In May 2018, we four met on the steps of the Redpath Museum at McGill University and had a conversation about our experiences as students focused on ‘conservation’ in the natural and social science disciplines. What emerged was a realization of how physically and infrastructurally separated the Arts and Sciences faculties, departments, labs, and offices are, but more importantly how the ideas generated within them are rarely shared or taught across the disciplinary boundaries. This has obvious effects not only on how different knowledges are ordered in some made up hierarchy (e.g. biological quantifiable knowledge is historically more valuable than indigenous or local perceptions of environmental change that might emerge through a social science approach) in the minds of students, but also how students perceive of conservation challenges and avenues of inquiry or action that might contribute to positive collective impact or some kind of solution. We conceive of these disciplinary ‘knowledge silos’, and the lack of connection or communication between them, as opportunities not challenges.

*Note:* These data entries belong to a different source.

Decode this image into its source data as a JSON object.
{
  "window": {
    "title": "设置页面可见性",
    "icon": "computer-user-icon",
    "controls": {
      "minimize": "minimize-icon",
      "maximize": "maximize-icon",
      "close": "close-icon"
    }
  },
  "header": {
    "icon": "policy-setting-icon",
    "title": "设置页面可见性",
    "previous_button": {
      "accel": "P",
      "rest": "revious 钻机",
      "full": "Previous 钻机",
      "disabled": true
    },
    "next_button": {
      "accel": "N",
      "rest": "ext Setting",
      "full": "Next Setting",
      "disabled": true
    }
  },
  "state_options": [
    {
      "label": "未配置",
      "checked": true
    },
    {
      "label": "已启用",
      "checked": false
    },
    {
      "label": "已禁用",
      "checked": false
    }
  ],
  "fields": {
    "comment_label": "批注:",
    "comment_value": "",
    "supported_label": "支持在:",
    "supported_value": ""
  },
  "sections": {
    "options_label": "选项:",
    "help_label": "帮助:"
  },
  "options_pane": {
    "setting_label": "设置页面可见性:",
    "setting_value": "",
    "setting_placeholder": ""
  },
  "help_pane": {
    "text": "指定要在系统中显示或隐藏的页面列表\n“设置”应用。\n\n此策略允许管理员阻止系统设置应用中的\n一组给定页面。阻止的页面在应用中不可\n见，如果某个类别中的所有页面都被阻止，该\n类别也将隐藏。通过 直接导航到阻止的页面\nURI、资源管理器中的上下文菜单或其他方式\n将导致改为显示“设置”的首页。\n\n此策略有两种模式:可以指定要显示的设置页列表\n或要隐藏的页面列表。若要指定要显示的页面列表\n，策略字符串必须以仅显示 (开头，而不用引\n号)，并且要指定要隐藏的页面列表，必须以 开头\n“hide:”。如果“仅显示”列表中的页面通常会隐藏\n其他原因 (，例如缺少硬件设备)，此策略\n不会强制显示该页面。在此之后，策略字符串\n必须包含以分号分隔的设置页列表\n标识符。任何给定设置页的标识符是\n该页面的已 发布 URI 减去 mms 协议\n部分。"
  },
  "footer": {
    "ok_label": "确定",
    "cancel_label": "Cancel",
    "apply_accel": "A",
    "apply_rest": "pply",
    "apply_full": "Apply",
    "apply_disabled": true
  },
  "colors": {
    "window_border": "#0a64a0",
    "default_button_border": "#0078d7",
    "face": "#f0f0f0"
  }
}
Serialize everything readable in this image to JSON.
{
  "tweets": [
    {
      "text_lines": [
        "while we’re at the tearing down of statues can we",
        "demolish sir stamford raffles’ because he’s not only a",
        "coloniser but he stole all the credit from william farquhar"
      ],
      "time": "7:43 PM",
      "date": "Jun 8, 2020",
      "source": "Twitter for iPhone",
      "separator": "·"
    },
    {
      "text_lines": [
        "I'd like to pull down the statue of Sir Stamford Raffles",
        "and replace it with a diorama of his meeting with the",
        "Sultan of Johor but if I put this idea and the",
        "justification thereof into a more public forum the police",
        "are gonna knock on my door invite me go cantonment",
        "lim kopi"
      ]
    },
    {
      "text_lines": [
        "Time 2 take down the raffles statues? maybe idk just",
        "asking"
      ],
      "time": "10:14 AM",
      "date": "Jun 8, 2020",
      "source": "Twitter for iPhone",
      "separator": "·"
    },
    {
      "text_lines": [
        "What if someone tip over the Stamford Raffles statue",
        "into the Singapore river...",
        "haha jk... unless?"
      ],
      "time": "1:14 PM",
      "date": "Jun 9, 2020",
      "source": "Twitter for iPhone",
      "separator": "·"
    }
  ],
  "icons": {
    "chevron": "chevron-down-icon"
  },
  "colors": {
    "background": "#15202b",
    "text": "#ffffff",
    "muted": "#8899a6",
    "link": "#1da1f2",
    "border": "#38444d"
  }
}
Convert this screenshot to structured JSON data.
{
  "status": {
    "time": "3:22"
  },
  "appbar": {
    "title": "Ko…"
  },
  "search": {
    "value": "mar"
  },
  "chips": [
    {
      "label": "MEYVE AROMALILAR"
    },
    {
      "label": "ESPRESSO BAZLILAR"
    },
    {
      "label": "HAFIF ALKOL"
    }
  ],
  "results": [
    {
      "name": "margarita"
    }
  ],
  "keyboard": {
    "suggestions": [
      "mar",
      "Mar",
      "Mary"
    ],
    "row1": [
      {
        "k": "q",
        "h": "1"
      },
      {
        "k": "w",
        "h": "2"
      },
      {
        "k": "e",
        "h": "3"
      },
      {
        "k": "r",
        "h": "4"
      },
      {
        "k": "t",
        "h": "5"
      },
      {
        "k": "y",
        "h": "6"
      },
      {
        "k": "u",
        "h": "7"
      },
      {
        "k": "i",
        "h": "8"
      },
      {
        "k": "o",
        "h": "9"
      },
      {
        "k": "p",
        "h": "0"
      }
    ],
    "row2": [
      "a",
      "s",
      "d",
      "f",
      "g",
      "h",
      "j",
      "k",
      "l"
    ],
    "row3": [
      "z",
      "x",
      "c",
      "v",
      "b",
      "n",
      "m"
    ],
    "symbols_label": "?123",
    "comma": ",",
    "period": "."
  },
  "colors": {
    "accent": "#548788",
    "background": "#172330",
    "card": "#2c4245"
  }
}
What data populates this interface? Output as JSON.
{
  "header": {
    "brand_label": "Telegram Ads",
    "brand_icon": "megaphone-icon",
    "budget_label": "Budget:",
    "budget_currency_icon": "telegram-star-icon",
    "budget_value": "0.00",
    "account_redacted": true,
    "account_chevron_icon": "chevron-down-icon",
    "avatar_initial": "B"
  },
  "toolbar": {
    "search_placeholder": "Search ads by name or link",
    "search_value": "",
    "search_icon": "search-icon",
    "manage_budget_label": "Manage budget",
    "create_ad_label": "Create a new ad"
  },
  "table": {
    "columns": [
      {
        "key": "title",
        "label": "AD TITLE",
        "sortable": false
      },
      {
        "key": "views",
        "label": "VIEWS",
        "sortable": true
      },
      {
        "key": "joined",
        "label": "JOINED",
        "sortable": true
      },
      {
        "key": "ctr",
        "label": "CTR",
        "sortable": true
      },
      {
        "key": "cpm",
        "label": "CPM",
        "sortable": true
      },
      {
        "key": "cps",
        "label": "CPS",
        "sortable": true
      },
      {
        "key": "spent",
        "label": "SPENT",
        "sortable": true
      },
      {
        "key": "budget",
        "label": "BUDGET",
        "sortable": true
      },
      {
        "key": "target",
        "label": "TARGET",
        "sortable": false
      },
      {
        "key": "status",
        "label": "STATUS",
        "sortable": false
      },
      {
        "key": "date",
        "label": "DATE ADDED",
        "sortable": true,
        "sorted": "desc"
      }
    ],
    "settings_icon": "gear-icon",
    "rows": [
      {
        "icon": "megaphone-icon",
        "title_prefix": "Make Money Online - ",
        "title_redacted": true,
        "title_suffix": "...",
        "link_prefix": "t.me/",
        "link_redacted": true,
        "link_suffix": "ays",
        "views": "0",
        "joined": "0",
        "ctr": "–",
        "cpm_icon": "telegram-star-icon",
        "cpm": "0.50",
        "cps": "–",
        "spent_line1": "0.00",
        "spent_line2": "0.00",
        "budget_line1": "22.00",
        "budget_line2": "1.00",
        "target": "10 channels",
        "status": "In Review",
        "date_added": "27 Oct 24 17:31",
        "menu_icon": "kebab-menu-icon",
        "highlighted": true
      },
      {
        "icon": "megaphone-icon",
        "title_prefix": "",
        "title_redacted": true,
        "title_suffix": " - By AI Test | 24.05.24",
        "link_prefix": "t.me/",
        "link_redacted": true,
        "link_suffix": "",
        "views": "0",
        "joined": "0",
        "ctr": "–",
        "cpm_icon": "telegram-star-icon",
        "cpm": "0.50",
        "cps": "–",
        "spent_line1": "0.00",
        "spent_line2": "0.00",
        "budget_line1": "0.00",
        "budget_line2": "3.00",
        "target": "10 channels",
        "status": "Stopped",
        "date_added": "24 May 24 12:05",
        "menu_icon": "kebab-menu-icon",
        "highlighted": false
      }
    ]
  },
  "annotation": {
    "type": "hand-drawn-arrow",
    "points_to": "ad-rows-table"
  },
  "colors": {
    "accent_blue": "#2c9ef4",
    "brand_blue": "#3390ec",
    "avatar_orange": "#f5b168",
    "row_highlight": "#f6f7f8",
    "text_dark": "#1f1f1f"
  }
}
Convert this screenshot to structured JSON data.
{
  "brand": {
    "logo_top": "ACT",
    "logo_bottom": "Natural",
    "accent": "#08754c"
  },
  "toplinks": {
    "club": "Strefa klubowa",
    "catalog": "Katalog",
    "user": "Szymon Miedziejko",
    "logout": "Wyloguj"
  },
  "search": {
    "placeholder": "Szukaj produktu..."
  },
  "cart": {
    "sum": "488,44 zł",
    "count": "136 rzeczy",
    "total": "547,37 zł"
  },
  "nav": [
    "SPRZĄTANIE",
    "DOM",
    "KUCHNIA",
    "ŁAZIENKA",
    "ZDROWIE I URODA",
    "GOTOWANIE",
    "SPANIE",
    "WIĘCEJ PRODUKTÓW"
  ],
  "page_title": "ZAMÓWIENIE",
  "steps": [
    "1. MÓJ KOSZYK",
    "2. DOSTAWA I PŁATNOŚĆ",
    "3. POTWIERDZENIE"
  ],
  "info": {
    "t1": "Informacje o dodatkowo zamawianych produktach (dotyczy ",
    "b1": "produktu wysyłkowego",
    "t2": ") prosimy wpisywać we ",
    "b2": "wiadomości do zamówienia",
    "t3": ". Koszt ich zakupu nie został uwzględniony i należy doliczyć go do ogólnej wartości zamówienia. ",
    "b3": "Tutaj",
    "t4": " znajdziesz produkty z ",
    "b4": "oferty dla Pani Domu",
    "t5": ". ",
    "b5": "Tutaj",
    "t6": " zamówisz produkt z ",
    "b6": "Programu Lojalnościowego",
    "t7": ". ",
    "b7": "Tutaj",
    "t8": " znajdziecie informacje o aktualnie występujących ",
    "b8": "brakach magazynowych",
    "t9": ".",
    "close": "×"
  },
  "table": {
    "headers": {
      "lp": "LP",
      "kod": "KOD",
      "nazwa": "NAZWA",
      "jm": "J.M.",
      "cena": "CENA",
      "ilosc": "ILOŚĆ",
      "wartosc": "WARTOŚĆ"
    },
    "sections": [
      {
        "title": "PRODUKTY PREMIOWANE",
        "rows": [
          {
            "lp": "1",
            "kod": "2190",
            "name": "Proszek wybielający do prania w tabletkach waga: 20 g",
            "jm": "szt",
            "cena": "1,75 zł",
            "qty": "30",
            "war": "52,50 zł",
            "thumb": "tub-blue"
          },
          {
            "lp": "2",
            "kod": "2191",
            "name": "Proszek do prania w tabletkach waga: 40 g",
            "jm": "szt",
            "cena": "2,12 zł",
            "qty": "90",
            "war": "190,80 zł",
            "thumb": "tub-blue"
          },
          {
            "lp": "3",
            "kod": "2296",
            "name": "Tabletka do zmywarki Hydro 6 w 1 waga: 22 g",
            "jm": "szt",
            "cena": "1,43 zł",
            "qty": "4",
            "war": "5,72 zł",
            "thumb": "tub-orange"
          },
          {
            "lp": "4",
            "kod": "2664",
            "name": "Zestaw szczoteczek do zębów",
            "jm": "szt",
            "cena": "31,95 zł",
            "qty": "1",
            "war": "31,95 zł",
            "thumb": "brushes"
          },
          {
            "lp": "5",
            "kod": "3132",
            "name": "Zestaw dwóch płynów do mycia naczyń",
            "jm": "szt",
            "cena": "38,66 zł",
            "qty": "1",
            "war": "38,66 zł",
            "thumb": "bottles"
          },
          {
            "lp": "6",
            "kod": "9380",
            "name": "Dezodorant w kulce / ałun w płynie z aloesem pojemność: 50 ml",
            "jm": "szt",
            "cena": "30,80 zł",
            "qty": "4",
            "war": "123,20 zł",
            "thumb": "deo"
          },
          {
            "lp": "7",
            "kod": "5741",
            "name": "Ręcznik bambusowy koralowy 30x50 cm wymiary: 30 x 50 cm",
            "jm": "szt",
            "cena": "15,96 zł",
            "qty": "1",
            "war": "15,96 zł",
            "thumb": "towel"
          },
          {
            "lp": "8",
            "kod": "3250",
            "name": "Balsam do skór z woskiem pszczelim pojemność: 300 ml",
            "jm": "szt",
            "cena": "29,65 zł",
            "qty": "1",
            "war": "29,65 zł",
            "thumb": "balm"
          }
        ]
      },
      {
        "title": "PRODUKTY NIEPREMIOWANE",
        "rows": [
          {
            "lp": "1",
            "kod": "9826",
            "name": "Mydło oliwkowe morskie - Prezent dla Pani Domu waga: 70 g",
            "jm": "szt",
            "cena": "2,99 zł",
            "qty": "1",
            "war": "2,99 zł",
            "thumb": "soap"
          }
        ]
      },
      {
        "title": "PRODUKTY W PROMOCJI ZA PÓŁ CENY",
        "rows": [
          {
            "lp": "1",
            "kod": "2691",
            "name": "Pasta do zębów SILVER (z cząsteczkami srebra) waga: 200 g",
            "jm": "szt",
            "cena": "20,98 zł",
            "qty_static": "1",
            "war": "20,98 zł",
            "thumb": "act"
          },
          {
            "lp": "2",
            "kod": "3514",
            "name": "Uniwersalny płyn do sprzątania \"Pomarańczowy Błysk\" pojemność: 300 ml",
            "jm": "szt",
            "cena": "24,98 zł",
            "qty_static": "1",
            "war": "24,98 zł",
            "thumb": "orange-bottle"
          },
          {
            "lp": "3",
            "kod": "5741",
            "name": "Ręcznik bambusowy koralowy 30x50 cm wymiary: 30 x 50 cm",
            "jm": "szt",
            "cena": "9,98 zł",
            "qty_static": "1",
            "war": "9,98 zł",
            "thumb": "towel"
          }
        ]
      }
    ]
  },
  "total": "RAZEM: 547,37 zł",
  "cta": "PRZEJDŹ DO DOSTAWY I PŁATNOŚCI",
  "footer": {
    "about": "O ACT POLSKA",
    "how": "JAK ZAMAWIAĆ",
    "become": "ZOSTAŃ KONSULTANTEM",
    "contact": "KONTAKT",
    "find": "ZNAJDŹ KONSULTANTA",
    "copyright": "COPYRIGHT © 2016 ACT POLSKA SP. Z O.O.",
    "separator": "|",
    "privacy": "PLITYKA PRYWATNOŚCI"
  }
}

Through Connecting Conservation, our mission is to engage a diverse audience and community to discuss and think about topics related to sustainability, biological preservation, education, knowledge silos, activism, cultural conservation, and so much more to promote interdisciplinary dialogue. It is one thing to be following all the ‘right’ people on Twitter or get Google to send you articles related to a specified keyword daily, it is another to contribute to and engage with a boundary-spanning audience and community that is committed, in the broadest sense, to ‘conservation’. Moreover, in grounding the conservation conversation on core values of interdisciplinarity, accessibility, diversity, and inclusivity, we are looking beyond the walls of academia to the vast knowledges and experiences of people who are ‘doing the work’.
This work – of getting a project like Connecting Conservation off the ground – is hard. We don’t have big names, oft-cited papers, or any kind of blue print that tells us how to build a community of thought and exchange. It begs the question: “Where to begin?”
The passion behind, and realization of this platform’s mission is all about people. It’s about storytelling; getting that idea that’s been bouncing around your brain written down and out into the world; it’s about feelings and thoughts; it’s about emerging science; it’s ultimately about connecting.
Opportunities to connect with and contribute to Connecting Conservation can take a variety of forms, whether you’d like to be a guest on our podcast (forthcoming – stay tuned!), be interviewed by us, send in a piece of writing between 500 and 1500 words, or contribute a photo or photos with a text description.
If you’re reading this, then that probably means we would love to hear from you. It also probably means that we would love support in the form of a Facebook page share, the sending of a link, sharing resources with us, or a comment on the articles that we publish. We’re just four young people, screenshotting our Skype check ins, making a lot of puns, reaching out to our networks, and hoping that we’re not the only ones thinking about these things.
I’m fairly positive that we aren’t.